What follows is a set of records; copy all of it exactly.

....

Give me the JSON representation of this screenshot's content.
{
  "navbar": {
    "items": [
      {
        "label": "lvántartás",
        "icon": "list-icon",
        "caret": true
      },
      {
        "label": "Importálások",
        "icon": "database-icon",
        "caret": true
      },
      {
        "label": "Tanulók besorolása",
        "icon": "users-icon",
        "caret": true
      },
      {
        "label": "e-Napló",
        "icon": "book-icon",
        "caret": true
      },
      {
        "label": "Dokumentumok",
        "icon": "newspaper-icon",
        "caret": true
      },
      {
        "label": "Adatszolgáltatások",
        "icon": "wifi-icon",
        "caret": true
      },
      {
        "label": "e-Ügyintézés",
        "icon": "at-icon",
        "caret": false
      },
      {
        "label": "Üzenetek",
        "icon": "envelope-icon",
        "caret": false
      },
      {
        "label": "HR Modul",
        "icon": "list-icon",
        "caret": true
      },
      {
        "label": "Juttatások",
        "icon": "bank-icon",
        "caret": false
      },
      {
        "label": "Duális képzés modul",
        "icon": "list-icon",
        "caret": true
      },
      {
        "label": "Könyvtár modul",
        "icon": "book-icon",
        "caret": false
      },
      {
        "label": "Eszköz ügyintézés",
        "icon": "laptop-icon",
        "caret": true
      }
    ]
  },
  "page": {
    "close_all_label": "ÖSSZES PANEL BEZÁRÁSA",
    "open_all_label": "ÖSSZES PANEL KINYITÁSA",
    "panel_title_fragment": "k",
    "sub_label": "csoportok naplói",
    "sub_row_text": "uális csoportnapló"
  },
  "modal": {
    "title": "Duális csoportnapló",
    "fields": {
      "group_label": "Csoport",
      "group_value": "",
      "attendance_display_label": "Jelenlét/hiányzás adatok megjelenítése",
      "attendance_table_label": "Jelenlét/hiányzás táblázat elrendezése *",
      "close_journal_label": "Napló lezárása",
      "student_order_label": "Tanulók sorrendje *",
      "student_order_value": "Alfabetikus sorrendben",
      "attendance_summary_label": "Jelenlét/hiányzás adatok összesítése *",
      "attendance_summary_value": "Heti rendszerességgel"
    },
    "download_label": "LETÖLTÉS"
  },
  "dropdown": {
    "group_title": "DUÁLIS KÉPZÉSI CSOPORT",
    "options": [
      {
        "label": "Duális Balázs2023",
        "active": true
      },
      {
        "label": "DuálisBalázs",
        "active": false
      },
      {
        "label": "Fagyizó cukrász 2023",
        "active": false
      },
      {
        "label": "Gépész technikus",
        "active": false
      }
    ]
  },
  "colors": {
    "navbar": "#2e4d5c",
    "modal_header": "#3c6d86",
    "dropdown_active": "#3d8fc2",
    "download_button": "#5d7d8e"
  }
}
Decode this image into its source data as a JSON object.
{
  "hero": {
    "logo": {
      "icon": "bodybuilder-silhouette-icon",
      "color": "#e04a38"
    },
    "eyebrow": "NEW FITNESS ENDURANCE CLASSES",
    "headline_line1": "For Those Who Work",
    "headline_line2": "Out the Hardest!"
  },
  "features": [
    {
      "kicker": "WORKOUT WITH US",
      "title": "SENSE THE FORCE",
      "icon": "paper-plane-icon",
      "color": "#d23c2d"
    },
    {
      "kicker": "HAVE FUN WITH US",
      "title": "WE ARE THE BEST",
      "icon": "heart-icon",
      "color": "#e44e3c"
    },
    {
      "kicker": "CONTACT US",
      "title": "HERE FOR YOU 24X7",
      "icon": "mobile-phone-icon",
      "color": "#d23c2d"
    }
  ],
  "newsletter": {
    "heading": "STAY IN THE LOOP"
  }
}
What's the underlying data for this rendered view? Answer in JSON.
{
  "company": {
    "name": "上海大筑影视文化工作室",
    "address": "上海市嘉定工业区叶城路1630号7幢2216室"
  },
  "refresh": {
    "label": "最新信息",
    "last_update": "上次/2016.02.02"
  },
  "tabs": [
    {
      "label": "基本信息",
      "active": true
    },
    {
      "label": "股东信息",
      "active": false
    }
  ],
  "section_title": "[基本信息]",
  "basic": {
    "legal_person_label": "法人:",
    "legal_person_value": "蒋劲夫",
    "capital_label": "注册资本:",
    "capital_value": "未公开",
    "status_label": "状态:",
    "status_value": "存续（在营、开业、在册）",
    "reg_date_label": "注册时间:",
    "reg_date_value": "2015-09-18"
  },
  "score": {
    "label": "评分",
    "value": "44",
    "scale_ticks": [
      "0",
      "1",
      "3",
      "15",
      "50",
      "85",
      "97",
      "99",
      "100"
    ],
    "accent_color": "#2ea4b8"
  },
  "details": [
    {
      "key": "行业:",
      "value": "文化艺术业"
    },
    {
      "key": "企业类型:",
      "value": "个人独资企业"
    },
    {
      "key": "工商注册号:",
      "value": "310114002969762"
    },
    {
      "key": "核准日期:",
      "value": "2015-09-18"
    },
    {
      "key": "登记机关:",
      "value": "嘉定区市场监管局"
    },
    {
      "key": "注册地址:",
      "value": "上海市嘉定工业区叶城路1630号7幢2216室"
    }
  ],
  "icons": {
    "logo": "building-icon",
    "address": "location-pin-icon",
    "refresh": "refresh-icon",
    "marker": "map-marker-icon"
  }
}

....

ANSWER TO THE PROBLEM
Give me the JSON representation of this screenshot's content.
{
  "navbar": {
    "items": [
      {
        "label": "lvántartás",
        "icon": "list-icon",
        "caret": true
      },
      {
        "label": "Importálások",
        "icon": "database-icon",
        "caret": true
      },
      {
        "label": "Tanulók besorolása",
        "icon": "users-icon",
        "caret": true
      },
      {
        "label": "e-Napló",
        "icon": "book-icon",
        "caret": true
      },
      {
        "label": "Dokumentumok",
        "icon": "newspaper-icon",
        "caret": true
      },
      {
        "label": "Adatszolgáltatások",
        "icon": "wifi-icon",
        "caret": true
      },
      {
        "label": "e-Ügyintézés",
        "icon": "at-icon",
        "caret": false
      },
      {
        "label": "Üzenetek",
        "icon": "envelope-icon",
        "caret": false
      },
      {
        "label": "HR Modul",
        "icon": "list-icon",
        "caret": true
      },
      {
        "label": "Juttatások",
        "icon": "bank-icon",
        "caret": false
      },
      {
        "label": "Duális képzés modul",
        "icon": "list-icon",
        "caret": true
      },
      {
        "label": "Könyvtár modul",
        "icon": "book-icon",
        "caret": false
      },
      {
        "label": "Eszköz ügyintézés",
        "icon": "laptop-icon",
        "caret": true
      }
    ]
  },
  "page": {
    "close_all_label": "ÖSSZES PANEL BEZÁRÁSA",
    "open_all_label": "ÖSSZES PANEL KINYITÁSA",
    "panel_title_fragment": "k",
    "sub_label": "csoportok naplói",
    "sub_row_text": "uális csoportnapló"
  },
  "modal": {
    "title": "Duális csoportnapló",
    "fields": {
      "group_label": "Csoport",
      "group_value": "",
      "attendance_display_label": "Jelenlét/hiányzás adatok megjelenítése",
      "attendance_table_label": "Jelenlét/hiányzás táblázat elrendezése *",
      "close_journal_label": "Napló lezárása",
      "student_order_label": "Tanulók sorrendje *",
      "student_order_value": "Alfabetikus sorrendben",
      "attendance_summary_label": "Jelenlét/hiányzás adatok összesítése *",
      "attendance_summary_value": "Heti rendszerességgel"
    },
    "download_label": "LETÖLTÉS"
  },
  "dropdown": {
    "group_title": "DUÁLIS KÉPZÉSI CSOPORT",
    "options": [
      {
        "label": "Duális Balázs2023",
        "active": true
      },
      {
        "label": "DuálisBalázs",
        "active": false
      },
      {
        "label": "Fagyizó cukrász 2023",
        "active": false
      },
      {
        "label": "Gépész technikus",
        "active": false
      }
    ]
  },
  "colors": {
    "navbar": "#2e4d5c",
    "modal_header": "#3c6d86",
    "dropdown_active": "#3d8fc2",
    "download_button": "#5d7d8e"
  }
}
Decode this image into its source data as a JSON object.
{
  "hero": {
    "logo": {
      "icon": "bodybuilder-silhouette-icon",
      "color": "#e04a38"
    },
    "eyebrow": "NEW FITNESS ENDURANCE CLASSES",
    "headline_line1": "For Those Who Work",
    "headline_line2": "Out the Hardest!"
  },
  "features": [
    {
      "kicker": "WORKOUT WITH US",
      "title": "SENSE THE FORCE",
      "icon": "paper-plane-icon",
      "color": "#d23c2d"
    },
    {
      "kicker": "HAVE FUN WITH US",
      "title": "WE ARE THE BEST",
      "icon": "heart-icon",
      "color": "#e44e3c"
    },
    {
      "kicker": "CONTACT US",
      "title": "HERE FOR YOU 24X7",
      "icon": "mobile-phone-icon",
      "color": "#d23c2d"
    }
  ],
  "newsletter": {
    "heading": "STAY IN THE LOOP"
  }
}
What's the underlying data for this rendered view? Answer in JSON.
{
  "company": {
    "name": "上海大筑影视文化工作室",
    "address": "上海市嘉定工业区叶城路1630号7幢2216室"
  },
  "refresh": {
    "label": "最新信息",
    "last_update": "上次/2016.02.02"
  },
  "tabs": [
    {
      "label": "基本信息",
      "active": true
    },
    {
      "label": "股东信息",
      "active": false
    }
  ],
  "section_title": "[基本信息]",
  "basic": {
    "legal_person_label": "法人:",
    "legal_person_value": "蒋劲夫",
    "capital_label": "注册资本:",
    "capital_value": "未公开",
    "status_label": "状态:",
    "status_value": "存续（在营、开业、在册）",
    "reg_date_label": "注册时间:",
    "reg_date_value": "2015-09-18"
  },
  "score": {
    "label": "评分",
    "value": "44",
    "scale_ticks": [
      "0",
      "1",
      "3",
      "15",
      "50",
      "85",
      "97",
      "99",
      "100"
    ],
    "accent_color": "#2ea4b8"
  },
  "details": [
    {
      "key": "行业:",
      "value": "文化艺术业"
    },
    {
      "key": "企业类型:",
      "value": "个人独资企业"
    },
    {
      "key": "工商注册号:",
      "value": "310114002969762"
    },
    {
      "key": "核准日期:",
      "value": "2015-09-18"
    },
    {
      "key": "登记机关:",
      "value": "嘉定区市场监管局"
    },
    {
      "key": "注册地址:",
      "value": "上海市嘉定工业区叶城路1630号7幢2216室"
    }
  ],
  "icons": {
    "logo": "building-icon",
    "address": "location-pin-icon",
    "refresh": "refresh-icon",
    "marker": "map-marker-icon"
  }
}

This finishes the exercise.